It should have been an epic failure, but it was more awesome than I can fully describe. Continue reading
A parent walks into the store, dragging her child kicking and screaming as other shoppers look on. A sibling walks into the store and says, “next time I will babysit so you can try to get the shopping done”.
A parent answers, “What time is it” for the 500th time with patience that is waning. A sibling tries to redirect the looping by distracting them with Disney Jr.
A parent tells her other child that they cannot attend the school play, because their sibling cannot handle the lights and sounds. A sibling whispers they understand while their heart is breaking. Continue reading
I love being a member of the PACS1 family. Our small group has grown from 14 families to over 40. Our most recent adoptee asked a reasonable question: “all these young children…I am wondering why it took so long to diagnose X”. This mother has searched for over 13 years for an answer to what made her son unique.
Why does it take so long? Continue reading
I do not consider myself an athlete. I have never pushed Bridget’s older sister to compete, join a team or do anything but follow her passion. I do wish her passion wasn’t horses or adopting every stray animal, but I have been perfectly happy not having to sit on the sidelines at some cold and rainy soccer field.
It is easy, with Bridget, not to worry about typical events in children’s lives. We have been so busy trying to make Bridget verbal and a member of society, we can forget to expose her to normal, run-of-the-mill life experiences. Recently her SPED teacher told me that she thinks that parents with children who have disabilities forget to do the normal childhood fun, like sledding or skiing or just playing outside. I tried to explain that, for me, having faced failure before it makes me less likely to try again. It is definitely easier to just let her watch her I-Pad then to continue to expose her to experiences that are going to make her cry. Last year we tried basketball, epic fail. We tried soccer and watched our little girl happier sitting on sidelines than kicking the ball.
Yet, I do not want Bridget to sit on the sidelines of life. My entire goal with Bridget is to make her a functional member of society. I want her playing with other children, not lost in the world of videos. Lucky for me our town recreation department is making a concerted effort to work with Special Olympics. For the winter they offered bowling. We talked it over and felt, well she won’t get knocked over by her teammates, let’s give it a try.
She loved it. I mean loved it more than Fig Newtons kind of love. She might win the World Record for slowest bowling ball down an alley, but she had so much fun!
The next day she walked into her first grade class and actually shared what happened during circle time. “I go bowling with J”. Her teacher told me that Bridget’s excitement was beyond measure. Bridget articulated her story and added to the classroom activity. Bonus, she retained what happened and will tell anyone she comes into contact with how she went bowling.
This is something we can do as a family. Bowling is not only accessible it does not need to be adapted for Bridget to access it. Except the gutter guards, but even I would benefit from that help.
I always want to have Bridget access “typical” experiences.

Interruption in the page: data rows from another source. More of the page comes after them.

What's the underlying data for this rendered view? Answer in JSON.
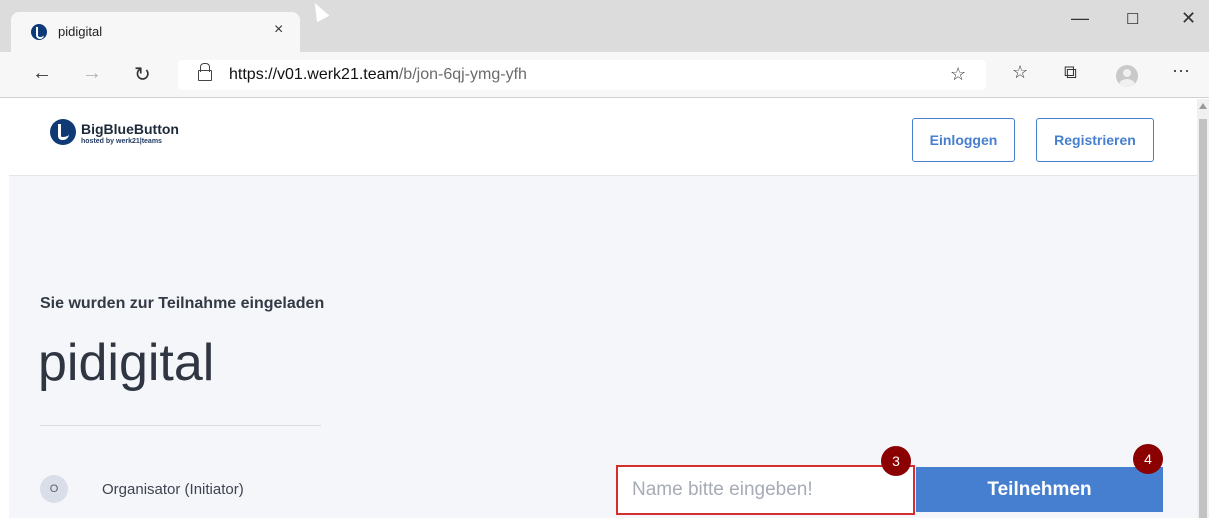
{
  "browser": {
    "tab_title": "pidigital",
    "tab_close": "×",
    "window_controls": {
      "minimize": "—",
      "maximize": "☐",
      "close": "✕"
    },
    "nav": {
      "back": "←",
      "forward": "→",
      "refresh": "↻"
    },
    "url_host": "https://v01.werk21.team",
    "url_path": "/b/jon-6qj-ymg-yfh",
    "toolbar_icons": {
      "favorite_add": "☆",
      "favorites": "☆",
      "collections": "⧉",
      "menu": "···"
    }
  },
  "site": {
    "logo_text": "BigBlueButton",
    "logo_sub": "hosted by werk21|teams",
    "login_label": "Einloggen",
    "register_label": "Registrieren"
  },
  "main": {
    "invite_text": "Sie wurden zur Teilnahme eingeladen",
    "room_name": "pidigital",
    "owner_initial": "O",
    "owner_name": "Organisator (Initiator)",
    "name_placeholder": "Name bitte eingeben!",
    "join_label": "Teilnehmen",
    "step_badges": [
      "3",
      "4"
    ]
  },
  "colors": {
    "accent": "#467fcf",
    "highlight": "#d32f2f",
    "badge": "#8b0000"
  }
}
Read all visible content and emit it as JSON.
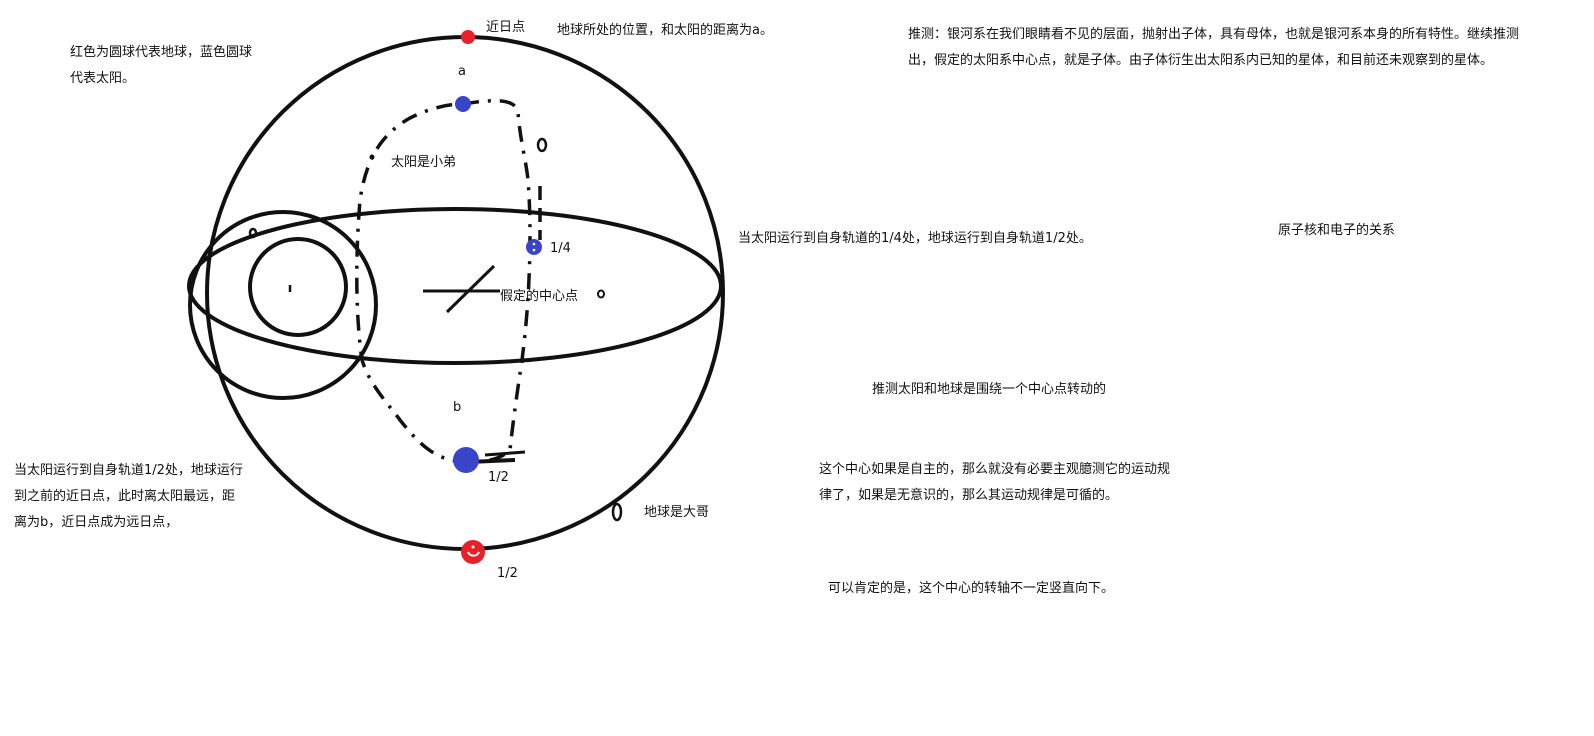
{
  "labels": {
    "perihelion": "近日点",
    "earth_position": "地球所处的位置，和太阳的距离为a。",
    "a": "a",
    "sun_little_brother": "太阳是小弟",
    "quarter": "1/4",
    "center_point": "假定的中心点",
    "b": "b",
    "half_bottom_sun": "1/2",
    "half_bottom_earth": "1/2",
    "earth_big_brother": "地球是大哥"
  },
  "notes": {
    "legend": "红色为圆球代表地球，蓝色圆球代表太阳。",
    "hypothesis": "推测：银河系在我们眼睛看不见的层面，抛射出子体，具有母体，也就是银河系本身的所有特性。继续推测出，假定的太阳系中心点，就是子体。由子体衍生出太阳系内已知的星体，和目前还未观察到的星体。",
    "quarter_orbit": "当太阳运行到自身轨道的1/4处，地球运行到自身轨道1/2处。",
    "atom_relation": "原子核和电子的关系",
    "center_rotation": "推测太阳和地球是围绕一个中心点转动的",
    "half_orbit": "当太阳运行到自身轨道1/2处，地球运行到之前的近日点，此时离太阳最远，距离为b，近日点成为远日点，",
    "autonomy": "这个中心如果是自主的，那么就没有必要主观臆测它的运动规律了，如果是无意识的，那么其运动规律是可循的。",
    "axis_note": "可以肯定的是，这个中心的转轴不一定竖直向下。"
  },
  "colors": {
    "earth": "#e8202a",
    "sun": "#3a44c8",
    "ink": "#111111"
  }
}
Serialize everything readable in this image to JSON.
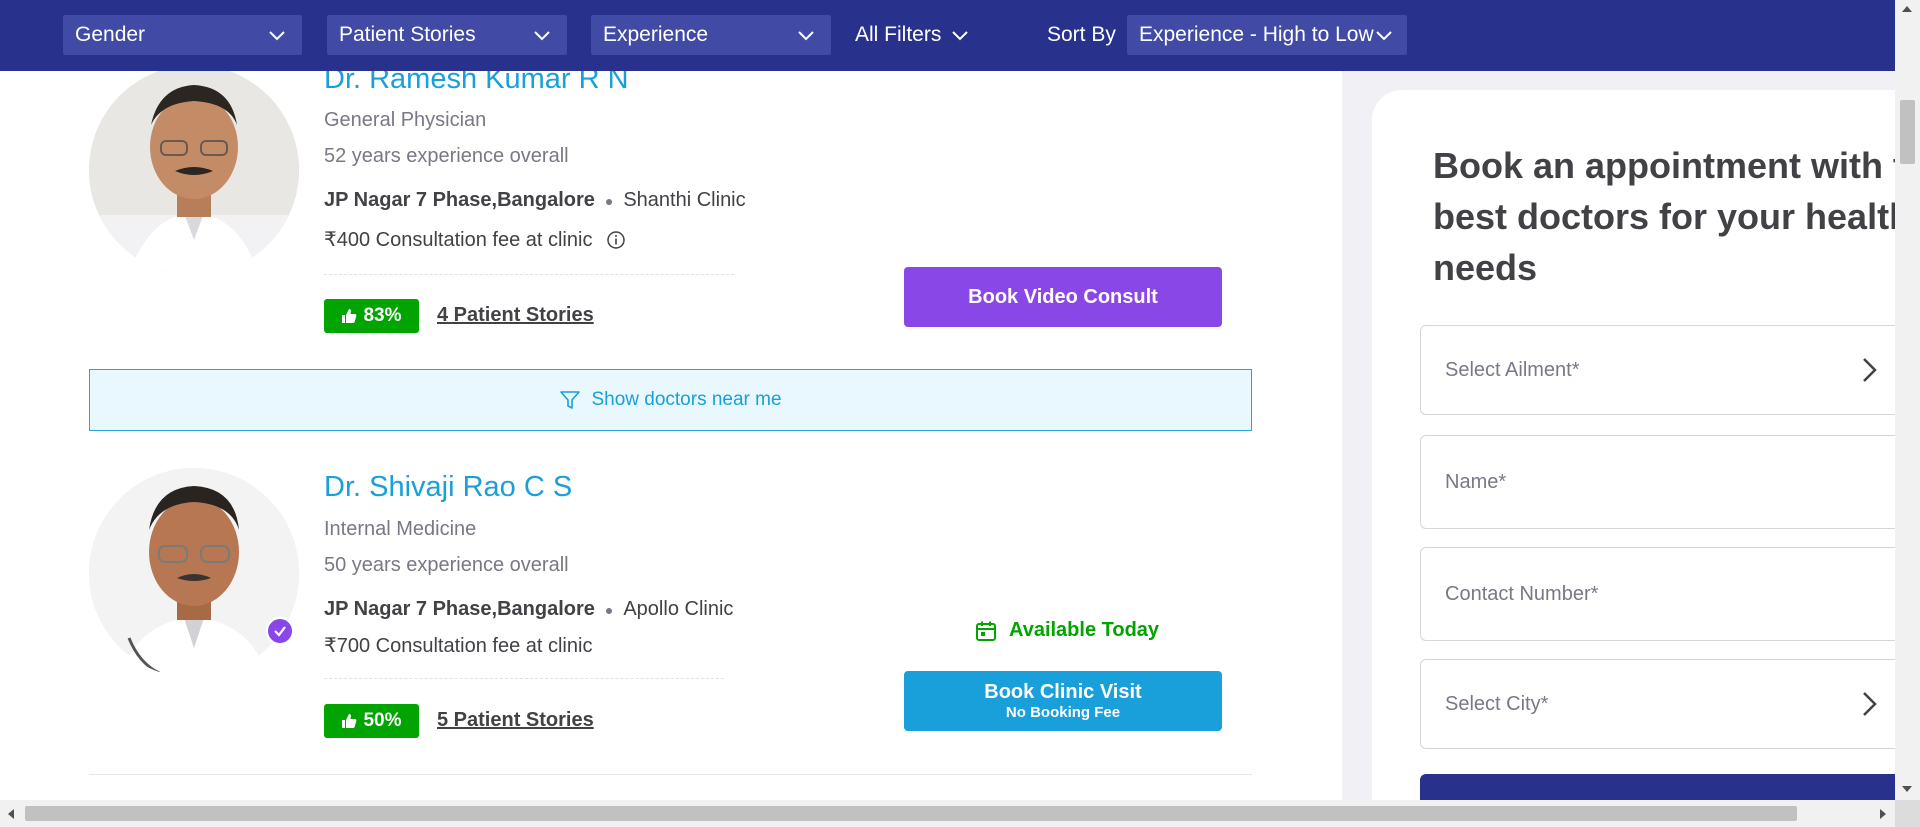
{
  "filters": {
    "gender": "Gender",
    "patient_stories": "Patient Stories",
    "experience": "Experience",
    "all_filters": "All Filters",
    "sort_by_label": "Sort By",
    "sort_by_value": "Experience - High to Low"
  },
  "doctors": [
    {
      "name": "Dr. Ramesh Kumar R N",
      "specialty": "General Physician",
      "experience": "52 years experience overall",
      "locality": "JP Nagar 7 Phase,Bangalore",
      "clinic": "Shanthi Clinic",
      "fee": "₹400 Consultation fee at clinic",
      "rating": "83%",
      "stories": "4 Patient Stories",
      "button": "Book Video Consult"
    },
    {
      "name": "Dr. Shivaji Rao C S",
      "specialty": "Internal Medicine",
      "experience": "50 years experience overall",
      "locality": "JP Nagar 7 Phase,Bangalore",
      "clinic": "Apollo Clinic",
      "fee": "₹700 Consultation fee at clinic",
      "rating": "50%",
      "stories": "5 Patient Stories",
      "availability": "Available Today",
      "button": "Book Clinic Visit",
      "button_sub": "No Booking Fee"
    }
  ],
  "near_me": "Show doctors near me",
  "booking_panel": {
    "title_line1": "Book an appointment with the",
    "title_line2": "best doctors for your health",
    "title_line3": "needs",
    "fields": [
      "Select Ailment*",
      "Name*",
      "Contact Number*",
      "Select City*"
    ]
  },
  "colors": {
    "nav": "#28328c",
    "dropdown": "#414ba5",
    "doctor_name": "#199fd9",
    "video_button": "#8a47e8",
    "clinic_button": "#199fd9",
    "rating_badge": "#01a400"
  }
}
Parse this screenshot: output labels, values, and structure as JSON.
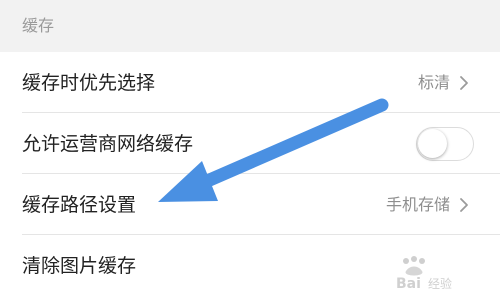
{
  "section": {
    "title": "缓存"
  },
  "rows": [
    {
      "label": "缓存时优先选择",
      "value": "标清"
    },
    {
      "label": "允许运营商网络缓存",
      "toggle_on": false
    },
    {
      "label": "缓存路径设置",
      "value": "手机存储"
    },
    {
      "label": "清除图片缓存"
    }
  ],
  "overlay": {
    "arrow_color": "#4a90e2"
  },
  "watermark": {
    "text": "Baidu 经验"
  }
}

Special Olympics has taught me that by exposing her to adaptive experiences first she will have much more success.
I am incredibly thankful to the Sandwich Recreation Department, their partnership with Massachusetts Special Olympics and for the generosity of Ryan Family Amusements for donating the lane time to let “special” families feel typical for a few hours on a Saturday.